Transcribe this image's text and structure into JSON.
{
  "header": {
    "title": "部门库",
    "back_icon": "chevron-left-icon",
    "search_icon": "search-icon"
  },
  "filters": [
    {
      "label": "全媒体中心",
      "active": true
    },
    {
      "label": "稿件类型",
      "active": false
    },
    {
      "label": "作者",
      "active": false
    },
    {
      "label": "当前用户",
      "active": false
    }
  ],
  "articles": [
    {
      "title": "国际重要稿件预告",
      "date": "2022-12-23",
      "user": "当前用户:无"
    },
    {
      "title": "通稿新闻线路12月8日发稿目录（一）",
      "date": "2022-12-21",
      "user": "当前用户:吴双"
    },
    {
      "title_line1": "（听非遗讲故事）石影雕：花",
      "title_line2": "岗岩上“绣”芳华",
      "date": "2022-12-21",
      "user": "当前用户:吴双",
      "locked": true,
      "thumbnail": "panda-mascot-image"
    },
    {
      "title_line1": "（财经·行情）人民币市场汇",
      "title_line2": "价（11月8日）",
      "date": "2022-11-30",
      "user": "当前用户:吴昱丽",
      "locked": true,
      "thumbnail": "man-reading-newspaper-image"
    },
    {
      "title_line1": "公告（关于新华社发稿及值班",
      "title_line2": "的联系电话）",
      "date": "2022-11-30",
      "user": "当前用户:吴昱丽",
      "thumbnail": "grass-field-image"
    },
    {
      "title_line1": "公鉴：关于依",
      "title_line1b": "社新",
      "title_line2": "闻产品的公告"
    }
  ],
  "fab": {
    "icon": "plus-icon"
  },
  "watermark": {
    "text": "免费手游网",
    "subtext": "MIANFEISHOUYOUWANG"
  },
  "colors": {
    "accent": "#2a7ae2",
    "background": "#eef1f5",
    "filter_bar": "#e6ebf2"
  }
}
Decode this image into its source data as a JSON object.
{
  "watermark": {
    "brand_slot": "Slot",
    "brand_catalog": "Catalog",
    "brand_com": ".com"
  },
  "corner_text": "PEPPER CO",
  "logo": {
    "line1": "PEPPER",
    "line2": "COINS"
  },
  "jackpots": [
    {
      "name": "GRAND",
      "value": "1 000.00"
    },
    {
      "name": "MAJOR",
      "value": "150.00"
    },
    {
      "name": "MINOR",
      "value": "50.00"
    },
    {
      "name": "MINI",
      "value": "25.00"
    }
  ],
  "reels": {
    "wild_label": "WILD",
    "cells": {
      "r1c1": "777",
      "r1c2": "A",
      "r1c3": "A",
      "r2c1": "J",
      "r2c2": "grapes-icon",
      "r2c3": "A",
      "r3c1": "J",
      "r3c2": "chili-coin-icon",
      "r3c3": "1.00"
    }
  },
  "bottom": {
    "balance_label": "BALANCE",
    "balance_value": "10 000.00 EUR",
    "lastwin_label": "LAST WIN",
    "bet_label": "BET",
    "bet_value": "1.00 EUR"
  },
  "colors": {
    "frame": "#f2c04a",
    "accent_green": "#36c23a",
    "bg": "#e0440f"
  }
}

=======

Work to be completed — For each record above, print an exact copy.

Output for this exercise —
Transcribe this image's text and structure into JSON.
{
  "header": {
    "title": "部门库",
    "back_icon": "chevron-left-icon",
    "search_icon": "search-icon"
  },
  "filters": [
    {
      "label": "全媒体中心",
      "active": true
    },
    {
      "label": "稿件类型",
      "active": false
    },
    {
      "label": "作者",
      "active": false
    },
    {
      "label": "当前用户",
      "active": false
    }
  ],
  "articles": [
    {
      "title": "国际重要稿件预告",
      "date": "2022-12-23",
      "user": "当前用户:无"
    },
    {
      "title": "通稿新闻线路12月8日发稿目录（一）",
      "date": "2022-12-21",
      "user": "当前用户:吴双"
    },
    {
      "title_line1": "（听非遗讲故事）石影雕：花",
      "title_line2": "岗岩上“绣”芳华",
      "date": "2022-12-21",
      "user": "当前用户:吴双",
      "locked": true,
      "thumbnail": "panda-mascot-image"
    },
    {
      "title_line1": "（财经·行情）人民币市场汇",
      "title_line2": "价（11月8日）",
      "date": "2022-11-30",
      "user": "当前用户:吴昱丽",
      "locked": true,
      "thumbnail": "man-reading-newspaper-image"
    },
    {
      "title_line1": "公告（关于新华社发稿及值班",
      "title_line2": "的联系电话）",
      "date": "2022-11-30",
      "user": "当前用户:吴昱丽",
      "thumbnail": "grass-field-image"
    },
    {
      "title_line1": "公鉴：关于依",
      "title_line1b": "社新",
      "title_line2": "闻产品的公告"
    }
  ],
  "fab": {
    "icon": "plus-icon"
  },
  "watermark": {
    "text": "免费手游网",
    "subtext": "MIANFEISHOUYOUWANG"
  },
  "colors": {
    "accent": "#2a7ae2",
    "background": "#eef1f5",
    "filter_bar": "#e6ebf2"
  }
}
Decode this image into its source data as a JSON object.
{
  "watermark": {
    "brand_slot": "Slot",
    "brand_catalog": "Catalog",
    "brand_com": ".com"
  },
  "corner_text": "PEPPER CO",
  "logo": {
    "line1": "PEPPER",
    "line2": "COINS"
  },
  "jackpots": [
    {
      "name": "GRAND",
      "value": "1 000.00"
    },
    {
      "name": "MAJOR",
      "value": "150.00"
    },
    {
      "name": "MINOR",
      "value": "50.00"
    },
    {
      "name": "MINI",
      "value": "25.00"
    }
  ],
  "reels": {
    "wild_label": "WILD",
    "cells": {
      "r1c1": "777",
      "r1c2": "A",
      "r1c3": "A",
      "r2c1": "J",
      "r2c2": "grapes-icon",
      "r2c3": "A",
      "r3c1": "J",
      "r3c2": "chili-coin-icon",
      "r3c3": "1.00"
    }
  },
  "bottom": {
    "balance_label": "BALANCE",
    "balance_value": "10 000.00 EUR",
    "lastwin_label": "LAST WIN",
    "bet_label": "BET",
    "bet_value": "1.00 EUR"
  },
  "colors": {
    "frame": "#f2c04a",
    "accent_green": "#36c23a",
    "bg": "#e0440f"
  }
}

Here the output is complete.